Almost a third of advisers cite ‘help in migrating clients’ as one of the top hurdles to increasing their share of funds under management in managed accounts.15
Like many advisers, Peter Stevens at Forrest Private Wealth told us he decided to switch to SMAs after being frustrated by the volume of paperwork that concluded every planning meeting with a client. As well as all the administrative build-up, the client left thinking the investment transaction was the only outcome – effectively devaluing the planning conversation.
Stevens wanted to focus the client experience on the planning and strategy, and treat the investment changes as something that ‘just happens’.
Implementing managed accounts became the key to that shift in the conversation. It also allowed Stevens to future proof the risk of rising costs to the firm’s clients by improving efficiency.
Forrest Private Wealth has been transitioning clients to managed accounts as part of their broader client offering, using the Macquarie Wrap platform. Stevens says they started discussing the option with clients 12 months prior to the move – so they were already warm to the idea.
“Every time we sign a client over to our managed accounts, there’s a weight that’s lifted from my shoulders,” Stevens told us. “Whatever portfolio changes deemed necessary are conducted through the year, in line with our views and at minimal intrusion to the client and their plan”.
Having removed much of his repetitive low value administrative tasks and re-deployed staff to more value-adding initiatives, he and his colleagues can see clients more often and maintain ongoing dialogue around investment performance. This in turn increases client confidence when they do meet again – and the review conversation is once again on strategy, and affirming the client is on track, rather than investment performance as that has already been covered.
“The interaction is far more meaningful as a result, as we can focus on planning and what our client is ultimately wanting to achieve.”
While we have seen advisers hesitate to use managed accounts in the past – believing it ‘devalues their work or expertise’ – it’s clear there are now very few obstacles left to using these as a platform for efficient, compliant growth.
Want to talk about managed accounts?

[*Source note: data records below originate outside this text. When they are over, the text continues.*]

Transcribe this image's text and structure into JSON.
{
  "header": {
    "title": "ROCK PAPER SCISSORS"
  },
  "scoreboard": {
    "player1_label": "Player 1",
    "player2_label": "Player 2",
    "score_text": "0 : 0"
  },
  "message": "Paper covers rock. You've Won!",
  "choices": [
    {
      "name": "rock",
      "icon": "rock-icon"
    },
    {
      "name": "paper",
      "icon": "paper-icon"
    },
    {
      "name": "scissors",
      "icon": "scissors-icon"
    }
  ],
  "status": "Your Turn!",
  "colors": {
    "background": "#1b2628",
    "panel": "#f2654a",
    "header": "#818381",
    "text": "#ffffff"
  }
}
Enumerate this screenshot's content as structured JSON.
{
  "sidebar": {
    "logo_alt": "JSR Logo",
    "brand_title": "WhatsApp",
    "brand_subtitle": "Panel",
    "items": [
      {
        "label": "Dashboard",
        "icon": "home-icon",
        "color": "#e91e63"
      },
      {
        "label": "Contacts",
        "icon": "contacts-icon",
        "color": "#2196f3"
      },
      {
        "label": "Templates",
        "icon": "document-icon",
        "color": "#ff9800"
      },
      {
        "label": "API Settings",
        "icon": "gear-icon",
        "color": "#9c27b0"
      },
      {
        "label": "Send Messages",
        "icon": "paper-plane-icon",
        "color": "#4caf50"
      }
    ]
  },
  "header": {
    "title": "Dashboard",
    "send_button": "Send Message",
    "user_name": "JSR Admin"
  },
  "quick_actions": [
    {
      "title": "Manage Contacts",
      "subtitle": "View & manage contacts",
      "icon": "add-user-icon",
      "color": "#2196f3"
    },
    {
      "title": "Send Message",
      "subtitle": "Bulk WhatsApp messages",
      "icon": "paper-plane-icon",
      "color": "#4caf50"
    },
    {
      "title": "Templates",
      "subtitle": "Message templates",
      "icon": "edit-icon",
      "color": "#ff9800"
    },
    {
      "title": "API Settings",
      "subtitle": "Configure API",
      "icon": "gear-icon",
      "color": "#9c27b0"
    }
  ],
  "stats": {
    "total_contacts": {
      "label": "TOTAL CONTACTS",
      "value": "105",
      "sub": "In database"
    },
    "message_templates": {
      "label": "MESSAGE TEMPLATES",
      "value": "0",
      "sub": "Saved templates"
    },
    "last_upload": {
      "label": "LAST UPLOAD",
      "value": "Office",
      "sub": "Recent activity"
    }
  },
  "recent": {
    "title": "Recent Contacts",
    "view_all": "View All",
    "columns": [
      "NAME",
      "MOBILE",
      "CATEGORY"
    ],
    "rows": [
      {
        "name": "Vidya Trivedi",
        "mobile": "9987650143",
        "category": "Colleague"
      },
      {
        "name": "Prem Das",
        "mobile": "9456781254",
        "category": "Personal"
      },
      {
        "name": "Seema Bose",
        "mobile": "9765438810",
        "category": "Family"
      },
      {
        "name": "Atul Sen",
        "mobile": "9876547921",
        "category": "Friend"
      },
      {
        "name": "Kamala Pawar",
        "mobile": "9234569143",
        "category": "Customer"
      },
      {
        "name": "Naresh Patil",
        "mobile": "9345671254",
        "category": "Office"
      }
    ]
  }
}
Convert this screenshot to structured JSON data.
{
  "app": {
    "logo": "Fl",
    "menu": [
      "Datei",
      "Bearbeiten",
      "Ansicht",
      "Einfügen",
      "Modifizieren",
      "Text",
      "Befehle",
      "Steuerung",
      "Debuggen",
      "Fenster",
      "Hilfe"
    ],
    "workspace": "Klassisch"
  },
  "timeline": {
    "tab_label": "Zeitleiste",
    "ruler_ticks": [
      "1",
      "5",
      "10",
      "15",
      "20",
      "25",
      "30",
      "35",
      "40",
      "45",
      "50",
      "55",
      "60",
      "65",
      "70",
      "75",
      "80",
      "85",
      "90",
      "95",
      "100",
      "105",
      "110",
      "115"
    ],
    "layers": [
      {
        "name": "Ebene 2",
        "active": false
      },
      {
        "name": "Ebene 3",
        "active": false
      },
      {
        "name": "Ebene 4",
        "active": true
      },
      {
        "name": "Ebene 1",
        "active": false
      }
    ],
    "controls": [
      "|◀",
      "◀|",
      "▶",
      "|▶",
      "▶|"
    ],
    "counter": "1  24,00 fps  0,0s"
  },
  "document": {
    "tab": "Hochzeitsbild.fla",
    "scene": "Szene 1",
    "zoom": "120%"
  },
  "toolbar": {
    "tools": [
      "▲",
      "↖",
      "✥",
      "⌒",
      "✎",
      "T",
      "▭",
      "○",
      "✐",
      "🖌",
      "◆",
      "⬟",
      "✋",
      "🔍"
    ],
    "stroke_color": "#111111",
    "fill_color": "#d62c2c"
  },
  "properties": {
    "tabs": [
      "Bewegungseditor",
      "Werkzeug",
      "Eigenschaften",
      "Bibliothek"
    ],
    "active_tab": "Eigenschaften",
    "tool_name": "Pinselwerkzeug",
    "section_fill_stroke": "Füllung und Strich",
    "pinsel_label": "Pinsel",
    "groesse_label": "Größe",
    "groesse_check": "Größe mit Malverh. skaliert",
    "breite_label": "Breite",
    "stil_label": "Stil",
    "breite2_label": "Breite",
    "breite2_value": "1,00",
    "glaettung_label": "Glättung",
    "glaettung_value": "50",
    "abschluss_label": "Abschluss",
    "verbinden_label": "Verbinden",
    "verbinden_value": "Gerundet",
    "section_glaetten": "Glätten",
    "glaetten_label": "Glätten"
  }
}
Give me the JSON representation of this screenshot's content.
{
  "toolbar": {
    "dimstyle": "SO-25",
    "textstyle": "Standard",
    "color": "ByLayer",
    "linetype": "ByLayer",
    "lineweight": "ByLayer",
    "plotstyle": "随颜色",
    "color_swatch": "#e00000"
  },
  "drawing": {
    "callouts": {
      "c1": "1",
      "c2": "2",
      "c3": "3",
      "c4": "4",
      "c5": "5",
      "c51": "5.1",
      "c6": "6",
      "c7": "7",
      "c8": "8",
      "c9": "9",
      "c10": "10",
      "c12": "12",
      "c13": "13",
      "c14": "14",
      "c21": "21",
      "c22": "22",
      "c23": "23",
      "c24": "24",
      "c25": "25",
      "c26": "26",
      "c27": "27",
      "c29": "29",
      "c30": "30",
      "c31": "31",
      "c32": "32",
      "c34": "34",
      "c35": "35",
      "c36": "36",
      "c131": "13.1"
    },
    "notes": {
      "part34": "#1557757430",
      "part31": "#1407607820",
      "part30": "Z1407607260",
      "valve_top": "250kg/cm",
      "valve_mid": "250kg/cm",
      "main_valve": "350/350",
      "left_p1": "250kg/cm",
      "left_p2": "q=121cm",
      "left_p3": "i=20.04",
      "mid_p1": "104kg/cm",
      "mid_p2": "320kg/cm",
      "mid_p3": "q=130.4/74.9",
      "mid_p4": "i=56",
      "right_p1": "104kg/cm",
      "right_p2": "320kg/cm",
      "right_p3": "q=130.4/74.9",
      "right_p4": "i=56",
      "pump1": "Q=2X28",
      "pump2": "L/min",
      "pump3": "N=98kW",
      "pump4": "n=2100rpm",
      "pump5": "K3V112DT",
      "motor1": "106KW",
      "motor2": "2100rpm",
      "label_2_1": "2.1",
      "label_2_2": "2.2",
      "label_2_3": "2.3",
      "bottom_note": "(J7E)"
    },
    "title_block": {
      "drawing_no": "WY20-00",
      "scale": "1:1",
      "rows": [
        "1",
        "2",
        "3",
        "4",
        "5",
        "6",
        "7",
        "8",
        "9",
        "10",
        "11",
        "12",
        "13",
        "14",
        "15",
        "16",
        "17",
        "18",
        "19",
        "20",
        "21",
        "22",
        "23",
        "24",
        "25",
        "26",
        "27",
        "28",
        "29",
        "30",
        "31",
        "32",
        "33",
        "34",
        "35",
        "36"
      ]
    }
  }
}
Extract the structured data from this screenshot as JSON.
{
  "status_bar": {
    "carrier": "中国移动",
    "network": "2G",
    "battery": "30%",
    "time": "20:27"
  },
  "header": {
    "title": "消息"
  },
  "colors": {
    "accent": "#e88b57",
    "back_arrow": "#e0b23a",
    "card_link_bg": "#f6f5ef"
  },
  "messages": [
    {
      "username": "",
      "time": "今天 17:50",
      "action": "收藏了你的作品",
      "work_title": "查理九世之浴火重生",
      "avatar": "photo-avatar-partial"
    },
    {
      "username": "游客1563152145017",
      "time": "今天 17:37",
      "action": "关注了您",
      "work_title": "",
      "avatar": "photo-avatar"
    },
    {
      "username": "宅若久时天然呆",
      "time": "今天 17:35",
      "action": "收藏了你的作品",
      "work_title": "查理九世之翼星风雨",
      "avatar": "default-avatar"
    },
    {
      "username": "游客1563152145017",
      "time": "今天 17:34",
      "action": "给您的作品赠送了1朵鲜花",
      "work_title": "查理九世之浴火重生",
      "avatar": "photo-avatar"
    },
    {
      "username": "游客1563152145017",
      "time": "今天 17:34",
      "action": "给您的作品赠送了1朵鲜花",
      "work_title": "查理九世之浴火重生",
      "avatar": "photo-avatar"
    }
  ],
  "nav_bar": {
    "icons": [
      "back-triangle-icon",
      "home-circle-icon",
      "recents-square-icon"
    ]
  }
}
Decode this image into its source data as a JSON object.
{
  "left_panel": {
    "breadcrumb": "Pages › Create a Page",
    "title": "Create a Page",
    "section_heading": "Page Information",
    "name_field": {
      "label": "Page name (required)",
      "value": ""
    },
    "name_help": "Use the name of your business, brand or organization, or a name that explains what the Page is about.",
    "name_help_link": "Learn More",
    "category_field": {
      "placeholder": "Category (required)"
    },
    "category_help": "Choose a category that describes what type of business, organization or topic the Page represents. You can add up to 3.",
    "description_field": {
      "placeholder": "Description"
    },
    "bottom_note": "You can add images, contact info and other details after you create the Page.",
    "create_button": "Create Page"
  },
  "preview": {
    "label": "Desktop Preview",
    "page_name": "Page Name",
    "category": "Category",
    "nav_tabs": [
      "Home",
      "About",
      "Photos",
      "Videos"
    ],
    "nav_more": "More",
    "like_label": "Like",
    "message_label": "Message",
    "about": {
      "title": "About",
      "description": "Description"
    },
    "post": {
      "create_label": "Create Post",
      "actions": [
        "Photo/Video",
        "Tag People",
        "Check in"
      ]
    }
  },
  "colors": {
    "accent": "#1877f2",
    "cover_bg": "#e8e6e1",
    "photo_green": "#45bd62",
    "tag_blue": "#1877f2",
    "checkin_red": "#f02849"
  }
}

Request a call today.
The Macquarie Separately Managed Account (SMA) is offered by Macquarie Investment Management Limited ABN 66 002 867 003 AFSL 237492 RSEL L0001281 (MIML). Macquarie Wrap is a registered business of MIML.
Funds invested on your behalf by MIML are not deposits with or other liabilities of Macquarie Bank Limited ABN 46 008 583 542 AFSL and Australian Credit Licence 237502 (MBL) or any other entity of the Macquarie Group and are subject to investment risk, including possible delays in repayment and loss of income and capital invested. None of MBL, MIML, or any other member of the Macquarie Group guarantees any particular rate of return or the performance of the investments, nor do they guarantee the repayment of capital.
This information is provided for the use of licensed and accredited brokers and financial advisers only. In no circumstances is it to be used by a potential client for the purposes of making a decision about a financial product or class of products.